Tag: tree of the month

Ecology, Uncategorized

Tree of the Month, April 2024

Common Pawpaw, Custard Apple, Prairie Banana Asimina triloba by Martin (Mort) Schmidt for Simply Living Pawpaw is the little tree with big leaves and fruit. In fact, Pawpaw has the largest edible fruit of Ohio’s native trees, even though it’s a small understory tree, often growing up from runners in […]

Ecology, Uncategorized

Tree of the Month, March 2024

Shingle Oak Quercus imbricaria by Martin (Mort) Schmidt for Simply Living Many people assume that all oak leaves have conspicuous lobes, but some don’t. Shingle Oaks, which are native to Ohio, have leaves that look more like magnolia. But like all oaks, Shingle Oaks have acorns. Leaf shape is useful […]

Ecology, Uncategorized

Tree of the Month, February 2024

Staghorn Sumac, Velvet Sumac (Rhus typhina) by Martin (Mort) Schmidt for Simply Living Staghorn Sumac (Rhus typhina) is typically more of a shrub than a tree, and it’s generally too small to provide useful wood. But it occasionally does achieve tree status, which, according to the U.S. Forestry Service definition, […]

Ecology, Environment, Homesteading, Uncategorized

Tree of the Month, January 2024

Bitternut Hickory, Yellowbud Hickory, Swamp Hickory Carya cordiformis by Martin (Mort) Schmidt for Simply Living Hickory is renowned for its toughness and resilience. Our seventh president, Andrew Jackson, was nicknamed “Old Hickory” because of his indomitable spirit. And Bitternut Hickory is a particular favorite of mine. Though not nearly as […]

Ecology, Uncategorized

Tree of the Month, December 2023

Eastern White Pine, White Pine Pinus strobus by Martin (Mort) Schmidt for Simply Living Eastern White Pine has long been one of the most important softwoods of the eastern United States.

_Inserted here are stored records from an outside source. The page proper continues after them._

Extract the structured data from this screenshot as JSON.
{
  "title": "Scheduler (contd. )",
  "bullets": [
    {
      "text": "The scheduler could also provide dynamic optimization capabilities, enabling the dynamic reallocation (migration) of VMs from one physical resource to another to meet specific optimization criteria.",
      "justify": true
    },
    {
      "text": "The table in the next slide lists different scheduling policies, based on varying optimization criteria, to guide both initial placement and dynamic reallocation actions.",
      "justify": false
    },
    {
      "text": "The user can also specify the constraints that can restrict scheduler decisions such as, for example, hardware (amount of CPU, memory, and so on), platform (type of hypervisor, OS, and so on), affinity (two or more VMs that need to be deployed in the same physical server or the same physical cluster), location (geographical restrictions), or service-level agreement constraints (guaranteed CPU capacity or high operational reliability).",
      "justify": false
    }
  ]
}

In colonial times, after most of the old trees in Europe had been harvested, America’s straight, tall White Pines […]

Ecology, Uncategorized

Tree of the Month, November 2023

Witch Hazel, American Witch Hazel, Snapping Hazel Hamamelis virginiana by Martin (Mort) Schmidt for Simply Living When in bloom, Witch Hazel might be mistaken for an oversized Forsythia. But the Witch Hazel native to Ohio blooms in November! It’s really worth making a trip to see Witch Hazel in bloom […]

Ecology, Uncategorized

Tree of the Month, October 2023

Northern Red Oak, Red Oak Quercus rubra (Q. Borealis in many older texts) by Martin (Mort) Schmidt for Simply Living Northern Red Oak is one of the Midwest’s most important trees. Oaks are host to numerous animals, provide food for rodents, bears, deer, and other animals, and are essential sources […]

Ecology, Guest Blog Post

Tree of the Month, July 2023

Arborvitae, American Arborvitae, Northern White Cedar, Eastern White Cedar Thuja occidentalis by Martin (Mort) Schmidt for Simply Living You have, I have, we all have Arborvitae deep within us. Read on….. Arborvitae, the Tree of Life, is a tree of paradoxes. Both revered and reviled over history, Northern White Cedar […]

Ecology, Uncategorized

Tree of the Month, June 2023

Honeylocust Gleditsia triacanthos by Martin (Mort) Schmidt for Simply Living In the wild, Honeylocust is one of the most recognizable trees because of its long branched thorns. In fact, the Latin species name, triacanthos, means “three thorns”. Honeylocust is very popular for landscaping, but domesticated varieties usually lack thorns and […]

Ecology, Environment, Uncategorized

Tree of the Month, May 2023

Callery Pear (Pyrus calleryana) by Martin (Mort) Schmidt for Simply Living Once considered the ideal landscaping tree, the Callery Pear cannot legally be sold, grown, or planted in Ohio, due to its invasiveness. Callery Pear was introduced to the United States from Asia in the early 1900s. The edible Pear, […]

Ecology, Uncategorized

Tree of the Month, October 2022

Eastern Hop Hornbeam, aka Hop Hornbeam, Ironwood Ostrya virginiana by Martin (Mort) Schmidt for Simply Living Eastern Hop Hornbeam is often overlooked today, but it was once an essential wood due to its considerable hardness. It’s often confused with two other understory trees, American Hornbeam – Ohio’s other “Ironwood”, and […]